When you think of accessible parking, what do you see?
You’re likely envisioning something like the image above: extra-wide spaces that prominently display the international accessibility icon, with a wheelchair-friendly, sloped curb nearby.
But in 2018, maybe it’s time to expand our understanding of what makes parking “accessible.”
How, for example, do traditional handicap parking spaces serve patients who experience chronic dizziness? What can chemotherapy patients do when, in the throes of treatment-induced fatigue, they are forced to walk back to their vehicle parked a mile away?
Here are three simple ways to rethink parking and transportation accessibility at your hospital.
1. Economic Accessibility
Healthcare providers and their parking management partners have the delicate task of balancing their facility’s economic accessibility with the reality of offsetting operational outlay (and, where applicable, cultivating a modest revenue stream.)

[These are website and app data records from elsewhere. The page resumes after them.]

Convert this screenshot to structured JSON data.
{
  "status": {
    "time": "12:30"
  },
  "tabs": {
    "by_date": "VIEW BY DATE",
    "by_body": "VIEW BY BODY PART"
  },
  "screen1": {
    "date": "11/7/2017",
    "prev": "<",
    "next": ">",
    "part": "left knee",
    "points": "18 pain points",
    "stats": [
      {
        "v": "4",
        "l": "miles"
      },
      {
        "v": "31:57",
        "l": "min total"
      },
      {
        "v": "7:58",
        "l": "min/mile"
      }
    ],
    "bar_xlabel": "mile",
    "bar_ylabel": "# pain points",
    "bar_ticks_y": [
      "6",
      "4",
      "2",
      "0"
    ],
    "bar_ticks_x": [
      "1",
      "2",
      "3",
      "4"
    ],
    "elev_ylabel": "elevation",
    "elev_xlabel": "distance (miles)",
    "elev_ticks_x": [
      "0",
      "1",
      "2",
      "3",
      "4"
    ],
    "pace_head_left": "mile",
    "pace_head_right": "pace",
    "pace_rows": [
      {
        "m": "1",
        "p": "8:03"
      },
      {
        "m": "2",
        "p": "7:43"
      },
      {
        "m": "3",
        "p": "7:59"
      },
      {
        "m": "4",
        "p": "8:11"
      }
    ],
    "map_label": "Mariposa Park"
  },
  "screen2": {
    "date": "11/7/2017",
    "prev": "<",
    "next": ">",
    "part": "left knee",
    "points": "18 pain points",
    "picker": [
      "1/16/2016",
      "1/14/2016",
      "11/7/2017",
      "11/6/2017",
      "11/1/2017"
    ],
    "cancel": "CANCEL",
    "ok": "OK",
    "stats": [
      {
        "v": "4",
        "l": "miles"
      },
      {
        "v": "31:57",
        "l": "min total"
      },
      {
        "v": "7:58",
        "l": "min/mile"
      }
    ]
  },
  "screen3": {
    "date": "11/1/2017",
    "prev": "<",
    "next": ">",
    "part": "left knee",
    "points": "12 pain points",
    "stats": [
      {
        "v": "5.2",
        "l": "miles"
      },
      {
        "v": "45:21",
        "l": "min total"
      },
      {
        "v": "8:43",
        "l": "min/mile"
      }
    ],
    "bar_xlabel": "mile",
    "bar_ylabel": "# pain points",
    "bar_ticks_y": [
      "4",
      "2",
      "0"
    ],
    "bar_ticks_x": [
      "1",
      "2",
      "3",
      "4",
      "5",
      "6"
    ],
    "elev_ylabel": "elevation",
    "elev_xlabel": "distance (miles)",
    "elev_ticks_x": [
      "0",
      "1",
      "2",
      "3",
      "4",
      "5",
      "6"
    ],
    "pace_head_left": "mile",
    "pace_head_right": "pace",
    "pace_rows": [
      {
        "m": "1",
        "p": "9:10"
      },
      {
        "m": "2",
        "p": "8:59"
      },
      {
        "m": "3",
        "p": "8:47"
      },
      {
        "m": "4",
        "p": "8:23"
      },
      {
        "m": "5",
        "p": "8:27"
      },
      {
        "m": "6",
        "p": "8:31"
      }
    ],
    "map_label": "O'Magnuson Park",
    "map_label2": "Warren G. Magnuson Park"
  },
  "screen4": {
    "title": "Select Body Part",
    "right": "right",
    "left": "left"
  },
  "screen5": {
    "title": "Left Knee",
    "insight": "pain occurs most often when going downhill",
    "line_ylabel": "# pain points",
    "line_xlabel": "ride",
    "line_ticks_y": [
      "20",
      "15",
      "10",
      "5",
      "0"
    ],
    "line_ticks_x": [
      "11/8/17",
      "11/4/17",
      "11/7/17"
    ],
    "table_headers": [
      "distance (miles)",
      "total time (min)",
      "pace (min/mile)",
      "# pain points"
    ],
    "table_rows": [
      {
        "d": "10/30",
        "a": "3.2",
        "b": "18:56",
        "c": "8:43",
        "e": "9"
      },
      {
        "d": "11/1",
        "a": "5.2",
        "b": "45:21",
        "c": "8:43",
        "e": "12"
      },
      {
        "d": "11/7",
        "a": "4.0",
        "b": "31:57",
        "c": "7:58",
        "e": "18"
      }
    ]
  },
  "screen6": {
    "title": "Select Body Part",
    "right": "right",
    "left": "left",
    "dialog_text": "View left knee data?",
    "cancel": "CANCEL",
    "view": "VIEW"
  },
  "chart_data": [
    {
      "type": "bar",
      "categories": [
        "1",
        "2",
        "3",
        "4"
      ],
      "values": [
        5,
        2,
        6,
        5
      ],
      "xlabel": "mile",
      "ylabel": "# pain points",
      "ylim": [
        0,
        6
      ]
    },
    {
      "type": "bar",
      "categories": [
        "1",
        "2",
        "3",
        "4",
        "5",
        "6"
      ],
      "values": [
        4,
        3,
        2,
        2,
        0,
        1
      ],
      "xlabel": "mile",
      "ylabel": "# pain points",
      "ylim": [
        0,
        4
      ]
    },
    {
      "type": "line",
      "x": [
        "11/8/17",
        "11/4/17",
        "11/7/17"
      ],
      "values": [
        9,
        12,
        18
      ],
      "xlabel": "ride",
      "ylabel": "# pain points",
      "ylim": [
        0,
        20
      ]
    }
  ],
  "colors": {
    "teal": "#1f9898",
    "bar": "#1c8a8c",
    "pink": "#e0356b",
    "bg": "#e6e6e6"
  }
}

To strike that balance, healthcare parking strategies must be community-driven, offering product and price options suitable for consumers of all economic backgrounds. A thoughtful parking strategy allows patients, visitors, and staff to choose a product that best matches their budget.
Patients undergoing long-term treatments, such as dialysis and chemotherapy, require special consideration when planning and evaluating your facility’s accessibility.
Initiatives like long-term, discounted passes; full in/out privileges; and even designated spaces for the critically ill all minimize potential barriers to care.
A concerted effort to address deficiencies in the economic accessibility of your parking facilities provides an often-overlooked opportunity to deliver the best consumer experience possible and earn patient loyalty.
2. Invisible Disabilities
According to Disabled World, “96% of people with chronic medical conditions live with an illness that’s invisible.” In the U.S. alone, an estimated 10 percent of people have an invisible disability such as chronic pain, chronic illness, or a sleep disorder.
With this in mind, it’s no coincidence that all 20 of the U.S. hospitals featured on the 2017–18 Best Hospitals Honor Roll, including some of our happiest clients, offer either a valet service, shuttle service, or both. These provisions safeguard patients’ ability to access healthcare safely and help visitors connect with their loved ones without the added stress of searching for parking.
Valet service is particularly valuable to patients who are immunocompromised, suffer from diminished strength and stamina, or manage geriatric conditions, as it enables them to get as close as possible to their appointment setting in the comfort of their own vehicle. This reduces the risk of unnecessary exertion and additional anxiety about being late for an appointment. And the return on investment is two-fold: valet service traditionally has a significant impact on customer satisfaction with the entry/exit experience, and it can even provide an additional revenue stream.
3. On-Campus Accessibility
Movement between hospital buildings can present a significant challenge for effective accessibility planning. Sprawling campuses can be particularly daunting for those who tire easily and simply impossible to navigate for others.
Golf carts — or shuttles on larger campuses — can run between buildings on-site to lessen the physical and emotional load of patients and visitors. These patient transportation services also facilitate positive interactions between patients and hospital representatives, which can in turn improve feedback about the entry/exit experience and boost HCAHPS scores.
Broadening our definition and understanding of accessibility is the first step toward making patients and visitors feel validated and well cared for — notions which, as your first point of patient care, are at the very core of Impark HEALTH’s philosophy. Do you think your facility’s parking and transport services are optimized for all levels of patient accessibility? If not, we can help. Contact Impark HEALTH today to schedule a facility review and consultation.